It may be a cliche, but it's true: the second edition
UNIX in a Nutshell (for System V) really is "bigger and better."
Besides having a whole new appearance, the book has been
revised for SVR4 and Solaris 2.0. Major additions include:
New SVR4 commands and options.
Selected BSD-derived commands from the compatibility packages.
Additional features specifically from Solaris 2.0.
Coverage of the Korn shell.
Sections on GNU Emacs and RCS (which aren't in standard SVR4).
An index to the commands described in this book.
Useful examples throughout the book.
This quick reference should be of interest to UNIX users and UNIX programmers, as well as to anyone (such as a system administrator) who might offer direct support to users and programmers. The presentation is geared mainly toward people who are familiar with the UNIX system - that is, you know what you want to do, and you even have some idea how to do it. You just need a reminder about the details. For example, if you want to remove the third field from a database, you might think, "I know I can use the cut command, but what are the options?" In many cases, specific examples are provided to show how a command is used.
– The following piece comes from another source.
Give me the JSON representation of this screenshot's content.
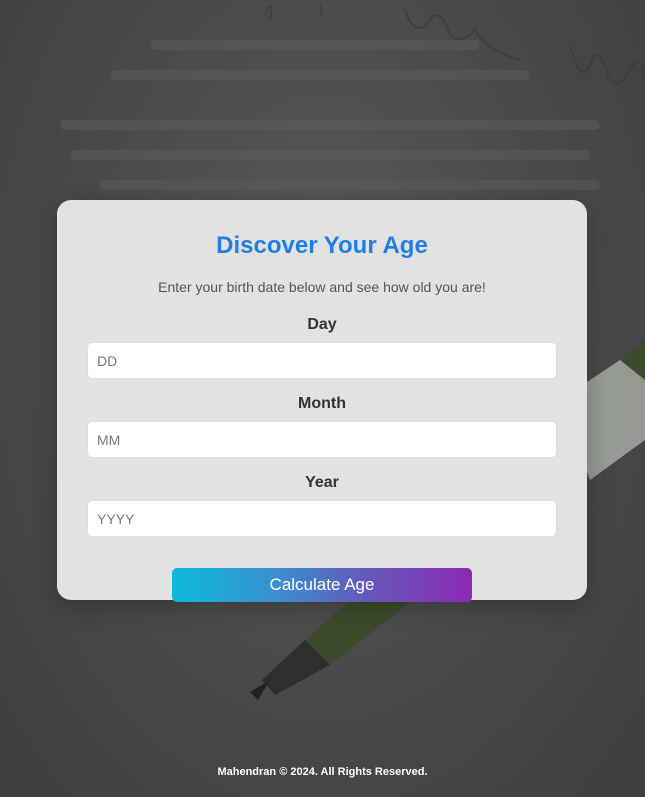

This quick reference (or "quick ref") might also help people who are familiar with some aspects of UNIX but not with others. Many sections include an overview of the particular topic. While this isn't meant to be comprehensive, it's usually sufficient to get you started in unfamiliar territory.
And some of you may be coming from a UNIX system that runs the BSD or SunOS 4.1 version. To help with such a transition, SVR4 and Solaris 2.0 include a group of "compatibility" commands, many of which are presented in this guide.
Finally, if you're new to the UNIX operating system, and you're feeling bold, you might appreciate this book as a quick tour of what UNIX has to offer. The "Beginner's Guide" in Section 1 can point you to the most useful commands, and you'll find brief examples of how to use them, but take note: this book should not be used in place of a good beginner's tutorial on UNIX. This quick ref should be a supplement, not a substitute.